= Description of the task =
Only a number is expected: how many lines in the entries that follow contain the word "JSON"?

= The records =
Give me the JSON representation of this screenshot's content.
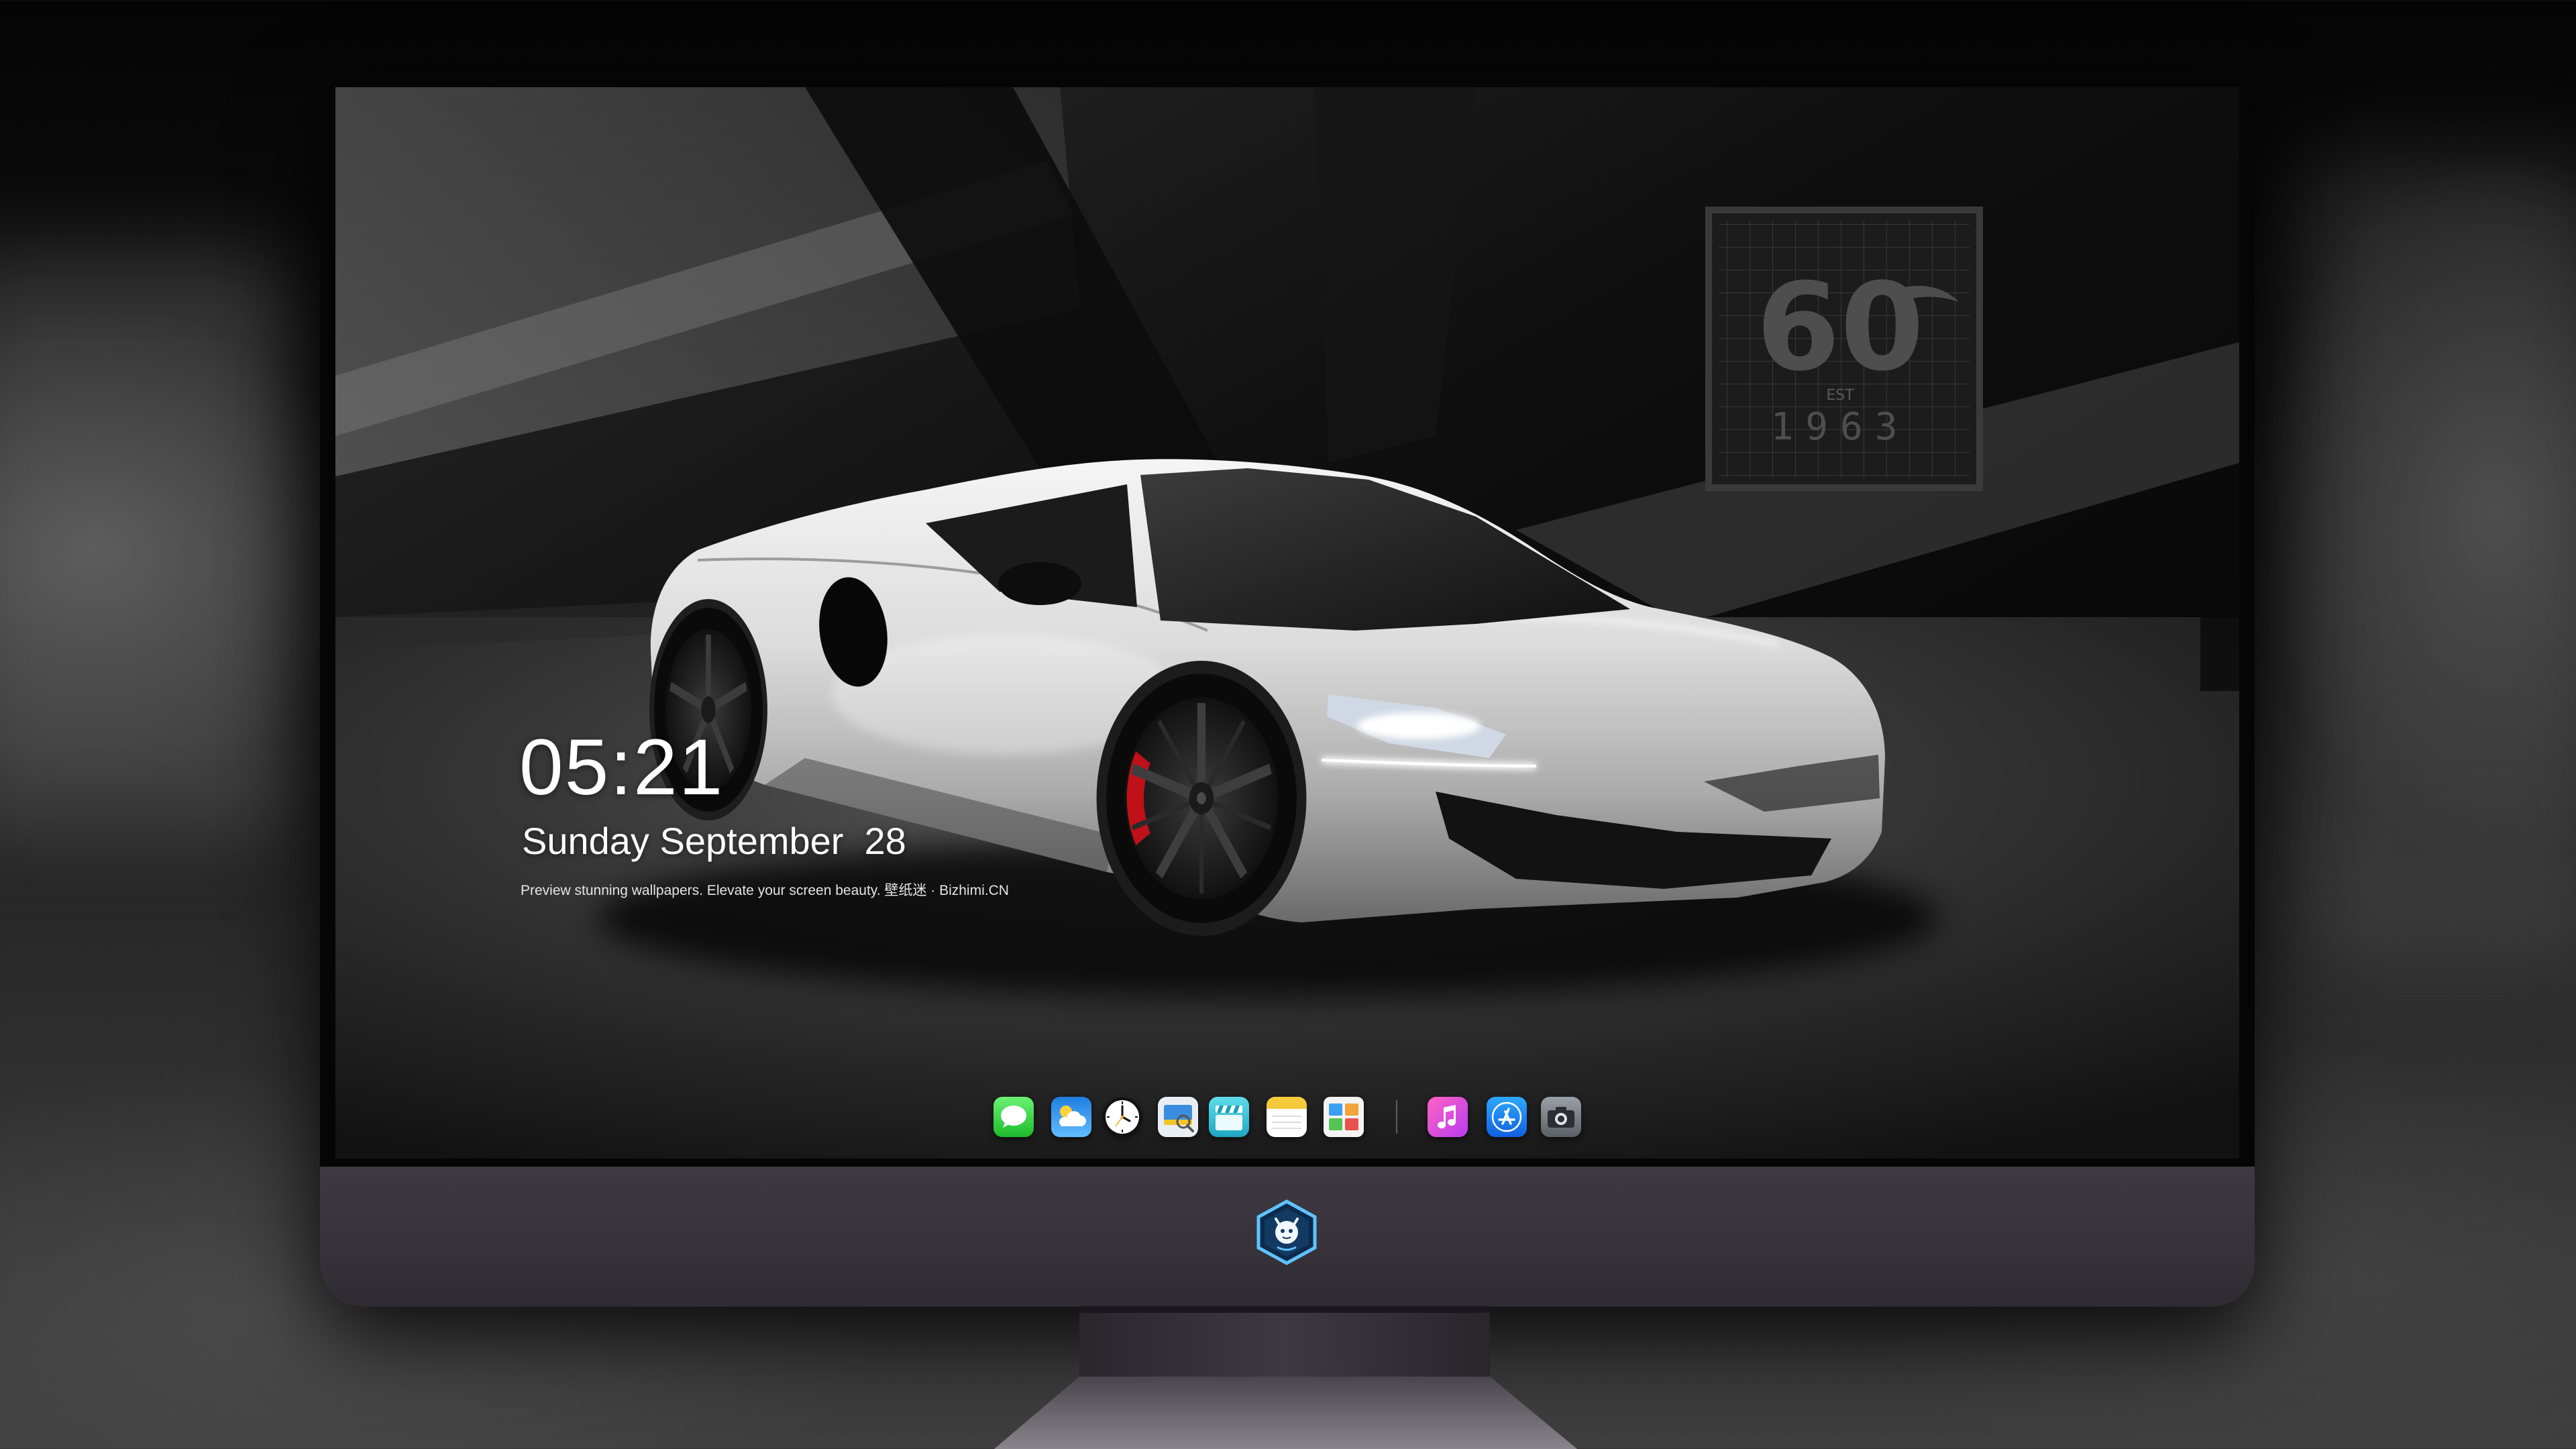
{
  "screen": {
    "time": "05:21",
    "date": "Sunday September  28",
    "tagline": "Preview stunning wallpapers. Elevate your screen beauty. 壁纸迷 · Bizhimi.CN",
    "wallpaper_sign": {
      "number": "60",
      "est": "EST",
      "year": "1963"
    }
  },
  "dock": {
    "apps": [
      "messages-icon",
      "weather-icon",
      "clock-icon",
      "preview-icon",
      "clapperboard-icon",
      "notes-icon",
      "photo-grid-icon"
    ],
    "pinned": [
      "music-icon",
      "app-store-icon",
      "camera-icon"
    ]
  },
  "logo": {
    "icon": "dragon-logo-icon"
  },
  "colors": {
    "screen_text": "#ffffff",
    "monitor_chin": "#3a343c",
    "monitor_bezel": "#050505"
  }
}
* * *
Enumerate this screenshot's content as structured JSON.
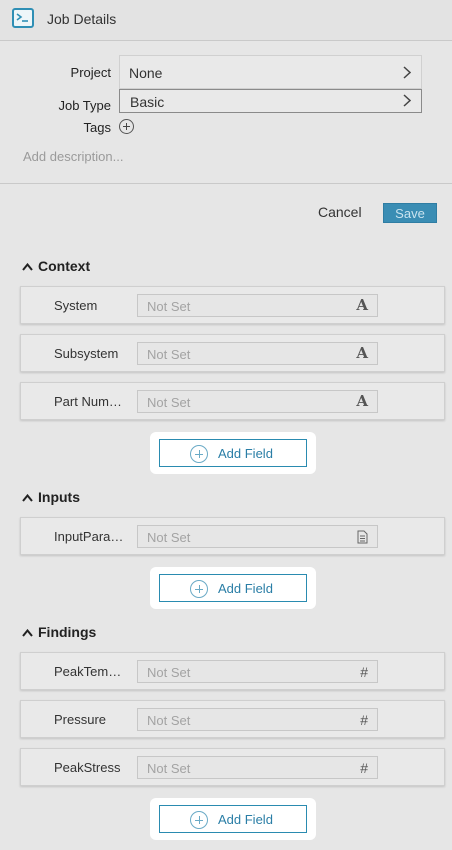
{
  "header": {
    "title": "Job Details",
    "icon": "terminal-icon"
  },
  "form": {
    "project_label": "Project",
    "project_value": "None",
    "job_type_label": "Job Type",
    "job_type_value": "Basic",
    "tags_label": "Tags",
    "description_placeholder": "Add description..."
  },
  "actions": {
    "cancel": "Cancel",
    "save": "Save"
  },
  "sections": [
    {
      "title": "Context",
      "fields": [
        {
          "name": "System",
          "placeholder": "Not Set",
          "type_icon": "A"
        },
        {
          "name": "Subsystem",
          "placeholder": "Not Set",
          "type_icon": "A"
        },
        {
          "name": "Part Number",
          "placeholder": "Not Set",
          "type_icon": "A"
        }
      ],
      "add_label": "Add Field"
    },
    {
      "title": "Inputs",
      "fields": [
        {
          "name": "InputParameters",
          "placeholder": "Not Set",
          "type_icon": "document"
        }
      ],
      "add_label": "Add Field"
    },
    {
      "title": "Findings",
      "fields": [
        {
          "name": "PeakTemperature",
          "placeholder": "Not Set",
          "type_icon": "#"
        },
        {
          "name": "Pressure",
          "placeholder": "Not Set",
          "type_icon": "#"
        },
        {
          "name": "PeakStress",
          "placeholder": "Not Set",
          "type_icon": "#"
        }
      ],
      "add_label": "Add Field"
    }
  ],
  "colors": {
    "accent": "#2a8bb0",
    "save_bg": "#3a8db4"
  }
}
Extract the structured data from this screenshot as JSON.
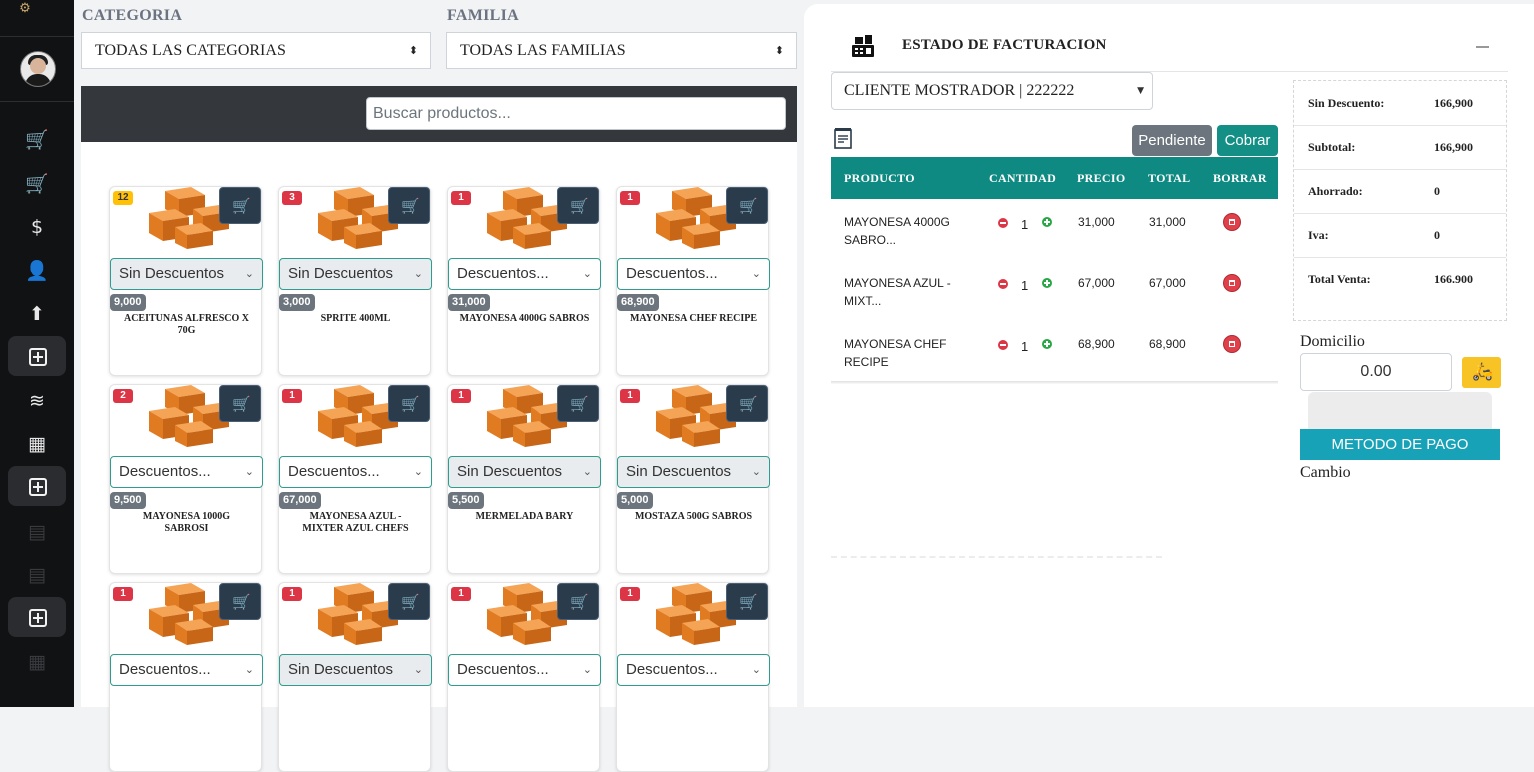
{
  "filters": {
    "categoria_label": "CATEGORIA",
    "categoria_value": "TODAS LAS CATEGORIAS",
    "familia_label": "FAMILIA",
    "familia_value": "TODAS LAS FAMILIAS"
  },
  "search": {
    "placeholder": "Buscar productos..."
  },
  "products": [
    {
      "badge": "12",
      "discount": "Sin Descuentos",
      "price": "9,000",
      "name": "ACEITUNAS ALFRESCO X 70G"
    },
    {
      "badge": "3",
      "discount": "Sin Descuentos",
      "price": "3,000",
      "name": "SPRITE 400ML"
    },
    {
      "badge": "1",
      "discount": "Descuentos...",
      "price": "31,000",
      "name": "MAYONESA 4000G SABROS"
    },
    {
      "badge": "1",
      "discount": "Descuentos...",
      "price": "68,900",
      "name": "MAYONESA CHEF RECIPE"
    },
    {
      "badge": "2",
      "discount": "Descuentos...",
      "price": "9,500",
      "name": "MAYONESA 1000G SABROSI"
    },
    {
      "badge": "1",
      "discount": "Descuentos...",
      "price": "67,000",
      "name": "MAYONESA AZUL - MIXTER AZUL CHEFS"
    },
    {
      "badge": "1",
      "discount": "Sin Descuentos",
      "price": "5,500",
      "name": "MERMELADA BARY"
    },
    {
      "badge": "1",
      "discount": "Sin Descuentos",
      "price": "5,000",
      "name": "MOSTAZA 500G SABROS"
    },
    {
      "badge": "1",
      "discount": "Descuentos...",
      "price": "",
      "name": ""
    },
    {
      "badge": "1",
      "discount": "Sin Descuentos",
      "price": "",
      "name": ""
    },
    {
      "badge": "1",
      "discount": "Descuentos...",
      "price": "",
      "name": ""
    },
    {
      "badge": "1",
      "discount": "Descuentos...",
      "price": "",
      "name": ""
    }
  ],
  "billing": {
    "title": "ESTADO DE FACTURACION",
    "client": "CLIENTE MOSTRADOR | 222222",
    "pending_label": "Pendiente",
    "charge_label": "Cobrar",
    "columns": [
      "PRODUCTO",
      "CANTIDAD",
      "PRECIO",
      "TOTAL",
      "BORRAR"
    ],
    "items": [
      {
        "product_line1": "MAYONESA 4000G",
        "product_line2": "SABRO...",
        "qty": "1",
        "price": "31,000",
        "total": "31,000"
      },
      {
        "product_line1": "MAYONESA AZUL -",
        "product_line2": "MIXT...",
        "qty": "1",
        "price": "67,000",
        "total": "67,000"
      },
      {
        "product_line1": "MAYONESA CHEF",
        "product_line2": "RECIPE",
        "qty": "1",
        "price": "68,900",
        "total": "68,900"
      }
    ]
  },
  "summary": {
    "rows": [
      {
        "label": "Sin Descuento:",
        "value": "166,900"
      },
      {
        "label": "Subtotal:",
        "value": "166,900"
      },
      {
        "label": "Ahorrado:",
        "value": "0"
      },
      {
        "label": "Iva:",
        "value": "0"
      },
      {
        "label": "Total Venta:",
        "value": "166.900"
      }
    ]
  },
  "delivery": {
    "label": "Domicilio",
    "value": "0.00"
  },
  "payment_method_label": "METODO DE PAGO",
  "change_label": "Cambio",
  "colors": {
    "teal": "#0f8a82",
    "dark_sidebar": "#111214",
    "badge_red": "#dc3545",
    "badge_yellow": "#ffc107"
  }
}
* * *
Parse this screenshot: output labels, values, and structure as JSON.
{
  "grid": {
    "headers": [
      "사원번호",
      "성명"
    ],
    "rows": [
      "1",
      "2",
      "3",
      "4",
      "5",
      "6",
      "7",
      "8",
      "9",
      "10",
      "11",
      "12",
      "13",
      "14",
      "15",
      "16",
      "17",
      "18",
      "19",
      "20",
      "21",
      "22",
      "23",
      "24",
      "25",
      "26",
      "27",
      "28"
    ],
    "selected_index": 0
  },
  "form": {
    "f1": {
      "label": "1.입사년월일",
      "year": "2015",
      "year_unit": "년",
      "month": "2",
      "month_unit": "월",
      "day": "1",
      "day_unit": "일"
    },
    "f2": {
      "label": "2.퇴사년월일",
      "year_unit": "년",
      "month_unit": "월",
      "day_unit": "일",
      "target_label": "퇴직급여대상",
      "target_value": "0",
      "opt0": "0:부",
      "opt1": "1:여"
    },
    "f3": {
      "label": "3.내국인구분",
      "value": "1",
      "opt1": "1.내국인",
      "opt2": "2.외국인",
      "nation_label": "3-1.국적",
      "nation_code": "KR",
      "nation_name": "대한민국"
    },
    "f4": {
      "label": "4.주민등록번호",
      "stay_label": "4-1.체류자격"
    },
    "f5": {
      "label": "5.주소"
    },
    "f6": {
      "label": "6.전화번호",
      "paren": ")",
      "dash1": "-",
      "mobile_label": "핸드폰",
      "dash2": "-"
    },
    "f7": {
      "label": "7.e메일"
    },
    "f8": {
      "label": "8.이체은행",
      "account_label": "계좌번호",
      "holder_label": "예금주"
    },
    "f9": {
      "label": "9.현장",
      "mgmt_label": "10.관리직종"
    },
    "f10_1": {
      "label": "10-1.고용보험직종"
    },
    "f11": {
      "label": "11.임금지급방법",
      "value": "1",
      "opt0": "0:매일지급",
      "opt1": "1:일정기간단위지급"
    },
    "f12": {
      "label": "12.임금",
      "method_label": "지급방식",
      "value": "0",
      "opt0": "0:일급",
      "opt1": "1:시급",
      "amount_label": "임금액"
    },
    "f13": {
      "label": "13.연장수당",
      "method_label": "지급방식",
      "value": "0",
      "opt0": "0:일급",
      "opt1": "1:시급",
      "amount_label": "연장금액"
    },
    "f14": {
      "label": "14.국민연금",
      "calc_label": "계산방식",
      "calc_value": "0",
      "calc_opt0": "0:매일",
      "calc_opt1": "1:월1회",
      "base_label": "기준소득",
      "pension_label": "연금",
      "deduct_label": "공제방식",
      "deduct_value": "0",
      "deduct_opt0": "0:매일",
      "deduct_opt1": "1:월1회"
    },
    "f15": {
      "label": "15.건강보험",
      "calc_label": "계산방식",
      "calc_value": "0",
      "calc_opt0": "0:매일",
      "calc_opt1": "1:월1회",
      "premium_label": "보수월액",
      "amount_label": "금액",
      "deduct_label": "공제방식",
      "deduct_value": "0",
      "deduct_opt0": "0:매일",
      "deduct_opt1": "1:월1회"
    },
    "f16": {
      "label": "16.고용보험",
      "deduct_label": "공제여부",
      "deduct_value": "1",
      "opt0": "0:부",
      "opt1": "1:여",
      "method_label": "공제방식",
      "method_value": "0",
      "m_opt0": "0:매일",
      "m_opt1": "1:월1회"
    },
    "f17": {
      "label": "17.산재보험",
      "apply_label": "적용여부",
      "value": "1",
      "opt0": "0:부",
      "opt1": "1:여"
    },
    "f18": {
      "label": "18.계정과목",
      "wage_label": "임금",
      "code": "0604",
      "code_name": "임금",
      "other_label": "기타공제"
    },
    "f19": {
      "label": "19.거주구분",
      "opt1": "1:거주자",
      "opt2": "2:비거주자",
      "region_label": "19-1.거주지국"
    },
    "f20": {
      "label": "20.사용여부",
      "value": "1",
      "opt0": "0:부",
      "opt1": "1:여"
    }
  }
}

= Exercise solution =
4